The Great White North continues to flirt with cryptocurrency technology

National Research Council of Canada is getting into blockchain technology (via Shutterstock).

Only a few days ago, it was reported that the Canadian Security Intelligence Service viewed blockchain as one of several “mega-trends” that will have broad economic and social impact in the years to come.  Sure enough, the country’s primary research center has begun placing bets on the technology. Set up as part of the Canadian government’s “brain,” the National Research Council collects and publishes a wide variety of scientific and industrial information. Now that brain is, in part, blockchain-enabled.

The NRC has been experimenting with software by Canadian blockchain darlings Bitaccess to build a system that lets public institutions publish data onto a blockchain. Running as a decentralized application on the Ethereum network, the NRC’s project is currently in a live trial phase that administers government grants and other money with transparency. One can take this prototype for a spin by clicking here and browsing grant data published in real time right now.

Canada is no Sweden, but the regulatory environment is proving generally favorable to the blockchain. One Toronto legislator is working right now to make it possible for residents of the country’s capital to pay their property taxes via cryptocurrency. A Canadian company called Harvest Portfolio last week filed paperwork with hopes of becoming the first company to create an ETF that tracks blockchain technologies. (Meanwhile in the U.S., a chief regulator has publicly sounded a strong negative opinion toward similar ETFs emerging in the United States.)

Canada is generally ahead of the pack when it comes to cryptocurrency, so it’s not a shock that one arm of its government is experimenting with the technology that makes it all work.

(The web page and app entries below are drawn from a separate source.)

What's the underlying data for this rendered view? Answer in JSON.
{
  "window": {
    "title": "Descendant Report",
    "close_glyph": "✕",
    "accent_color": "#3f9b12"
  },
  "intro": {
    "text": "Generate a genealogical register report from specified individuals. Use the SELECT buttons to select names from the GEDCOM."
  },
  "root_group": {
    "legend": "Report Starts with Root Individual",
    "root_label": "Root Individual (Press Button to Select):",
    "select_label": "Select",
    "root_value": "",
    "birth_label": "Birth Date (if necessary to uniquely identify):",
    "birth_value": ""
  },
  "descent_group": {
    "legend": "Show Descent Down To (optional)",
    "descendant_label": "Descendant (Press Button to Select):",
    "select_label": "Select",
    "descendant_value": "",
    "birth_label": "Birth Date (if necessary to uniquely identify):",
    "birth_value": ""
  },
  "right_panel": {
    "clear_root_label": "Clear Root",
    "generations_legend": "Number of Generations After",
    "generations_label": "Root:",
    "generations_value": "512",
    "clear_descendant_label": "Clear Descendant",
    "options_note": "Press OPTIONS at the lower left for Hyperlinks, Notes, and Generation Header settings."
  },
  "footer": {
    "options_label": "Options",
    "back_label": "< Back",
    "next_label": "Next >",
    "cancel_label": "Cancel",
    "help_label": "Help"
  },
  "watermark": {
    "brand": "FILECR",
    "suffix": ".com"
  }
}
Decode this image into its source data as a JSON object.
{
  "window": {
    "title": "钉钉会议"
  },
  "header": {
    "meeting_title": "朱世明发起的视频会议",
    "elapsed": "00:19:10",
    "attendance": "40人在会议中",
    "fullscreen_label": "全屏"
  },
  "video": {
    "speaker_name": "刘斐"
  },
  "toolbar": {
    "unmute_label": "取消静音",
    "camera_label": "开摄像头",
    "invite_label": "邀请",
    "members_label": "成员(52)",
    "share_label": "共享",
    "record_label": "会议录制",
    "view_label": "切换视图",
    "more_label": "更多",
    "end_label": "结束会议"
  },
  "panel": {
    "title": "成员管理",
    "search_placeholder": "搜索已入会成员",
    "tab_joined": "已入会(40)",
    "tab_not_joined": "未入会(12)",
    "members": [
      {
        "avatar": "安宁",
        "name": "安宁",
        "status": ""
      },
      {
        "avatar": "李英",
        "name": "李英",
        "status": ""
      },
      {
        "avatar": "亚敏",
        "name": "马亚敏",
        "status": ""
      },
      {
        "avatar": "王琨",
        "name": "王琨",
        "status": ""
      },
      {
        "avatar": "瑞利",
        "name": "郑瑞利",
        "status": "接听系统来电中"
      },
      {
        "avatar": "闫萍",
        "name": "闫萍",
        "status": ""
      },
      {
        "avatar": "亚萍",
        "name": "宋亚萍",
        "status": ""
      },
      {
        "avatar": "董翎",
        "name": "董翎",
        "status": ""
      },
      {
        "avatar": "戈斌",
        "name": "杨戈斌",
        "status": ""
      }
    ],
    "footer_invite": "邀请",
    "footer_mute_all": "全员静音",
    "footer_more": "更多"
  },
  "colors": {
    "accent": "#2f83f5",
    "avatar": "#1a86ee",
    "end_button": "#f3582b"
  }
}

The NRC has made a fine technological choice, for whatever it’s worth. The Ethereum network runs computer programs in the same way that the bitcoin network moves money. It’s written in high-level computer code that allows people to update and optimize their applications as their usage grows and changes. Part of the Canadian government is operating at the cutting edge.

There’s a strong bull sentiment on ether lately. If its network should prove to be fundamental for the next generation of decentralized software that adds transparency to the government, then Canada seems poised to reap those benefits first.

Dylan Love is an editorial consultant, contributing reporter, and fiendishly curious technology enthusiast. He owns no cryptocurrencies.